Future editions of Perspectives will demonstrate the impact of product mix and the utilization of debt and asset derivatives’ hedging upon asset allocation. In the interim, if you would like to learn more about NEAM’s enterprise framework please feel free to contact us.



1 Each dot in Chart 2 represents one of the 480+ companies in the NEAM database. Their combined premiums and assets total in excess of 97% of the industry’s 2018 total.
2 The acceptance by cedants of outcomes shown in the northwest and southeast quadrants is very much dependent upon their assessment loss exposure and their utility function for loss avoidance versus the certainty of paid reinsurance premiums.
3 For example, natural catastrophe losses were relatively benign in this period and might impact the results relative to a longer-term view; and, latent injury claims were relatively subdued, not generating the magnitude of loss or publicity of the 70’s or 80’s.
4 We are very much aware of the asymmetric outcomes to which insurers are exposed from either large attritional commercial losses or contagion, including natural catastrophes. The metrics to isolate those conditions are merely an extension of the enterprise approach demonstrated in this Perspectives.
5 Tail Value-at-Risk (T-VaR) is our preferred measure of downside risk and is derived with fully accounting for the asymmetric nature of insurance and investment outcomes. It is expressed as a percent of capital and reflects losses within a specific time interval at a set confidence level.
6 This topic will be explicitly addressed in the next edition of Perspectives focusing upon the combined impact of insurer product line mix and asset allocation in pursuit of incremental returns and/or risk reduction.
7 Any change in premium levels and associated product margins and volatilities requires scrutiny in actual practice and remains the purview of client evaluation.
8 The 6:1 benefit to cost ratio is analogous to the conventional notion of “rate on line,” in this case approximating 15%. A higher rate on line would widen the differential between the base case asset allocation outcome and the excess of loss reinsurance outcome. The converse is true as the rate on line is reduced.
9 Sector allocations for the scenarios are shown below.

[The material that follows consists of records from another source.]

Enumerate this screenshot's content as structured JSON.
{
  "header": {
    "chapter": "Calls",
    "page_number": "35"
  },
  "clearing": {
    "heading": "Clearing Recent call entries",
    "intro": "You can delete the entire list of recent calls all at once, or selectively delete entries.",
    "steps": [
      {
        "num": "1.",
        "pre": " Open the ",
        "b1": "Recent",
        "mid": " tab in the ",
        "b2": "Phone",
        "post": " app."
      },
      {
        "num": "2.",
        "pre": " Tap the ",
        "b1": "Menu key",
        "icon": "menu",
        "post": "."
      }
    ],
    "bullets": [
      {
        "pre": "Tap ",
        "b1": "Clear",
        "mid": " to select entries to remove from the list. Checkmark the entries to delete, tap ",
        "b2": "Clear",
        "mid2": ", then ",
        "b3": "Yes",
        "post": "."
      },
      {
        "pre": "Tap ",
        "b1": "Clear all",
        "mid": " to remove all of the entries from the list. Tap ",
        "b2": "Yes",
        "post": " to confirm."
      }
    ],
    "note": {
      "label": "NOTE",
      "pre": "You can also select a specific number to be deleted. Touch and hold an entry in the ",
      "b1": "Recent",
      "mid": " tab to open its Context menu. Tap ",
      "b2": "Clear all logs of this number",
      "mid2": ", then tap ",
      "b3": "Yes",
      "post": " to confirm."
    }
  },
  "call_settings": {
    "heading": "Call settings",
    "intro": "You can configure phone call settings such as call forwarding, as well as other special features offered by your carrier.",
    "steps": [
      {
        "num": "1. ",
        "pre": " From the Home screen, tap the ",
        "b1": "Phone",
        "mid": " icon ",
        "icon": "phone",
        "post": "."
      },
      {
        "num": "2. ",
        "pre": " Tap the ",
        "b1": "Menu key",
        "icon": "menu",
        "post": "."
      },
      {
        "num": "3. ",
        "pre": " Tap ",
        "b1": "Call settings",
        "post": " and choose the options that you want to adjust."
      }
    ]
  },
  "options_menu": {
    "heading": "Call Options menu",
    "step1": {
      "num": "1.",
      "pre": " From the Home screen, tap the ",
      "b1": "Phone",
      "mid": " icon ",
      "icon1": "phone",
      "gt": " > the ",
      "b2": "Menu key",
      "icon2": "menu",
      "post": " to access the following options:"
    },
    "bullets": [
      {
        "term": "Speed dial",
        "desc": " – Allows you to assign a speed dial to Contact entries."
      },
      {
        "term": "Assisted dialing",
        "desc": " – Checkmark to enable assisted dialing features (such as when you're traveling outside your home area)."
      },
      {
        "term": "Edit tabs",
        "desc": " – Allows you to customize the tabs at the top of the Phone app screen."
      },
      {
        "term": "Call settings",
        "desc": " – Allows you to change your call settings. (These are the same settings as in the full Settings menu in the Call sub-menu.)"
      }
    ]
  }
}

The asset allocations (class, fixed income sector, duration and credit quality) reflect optimization across over 120 indices to which actual holdings and opportunities are possible.



Topics: Enterprise Perspective, Property & Casualty Insurance, Perspectives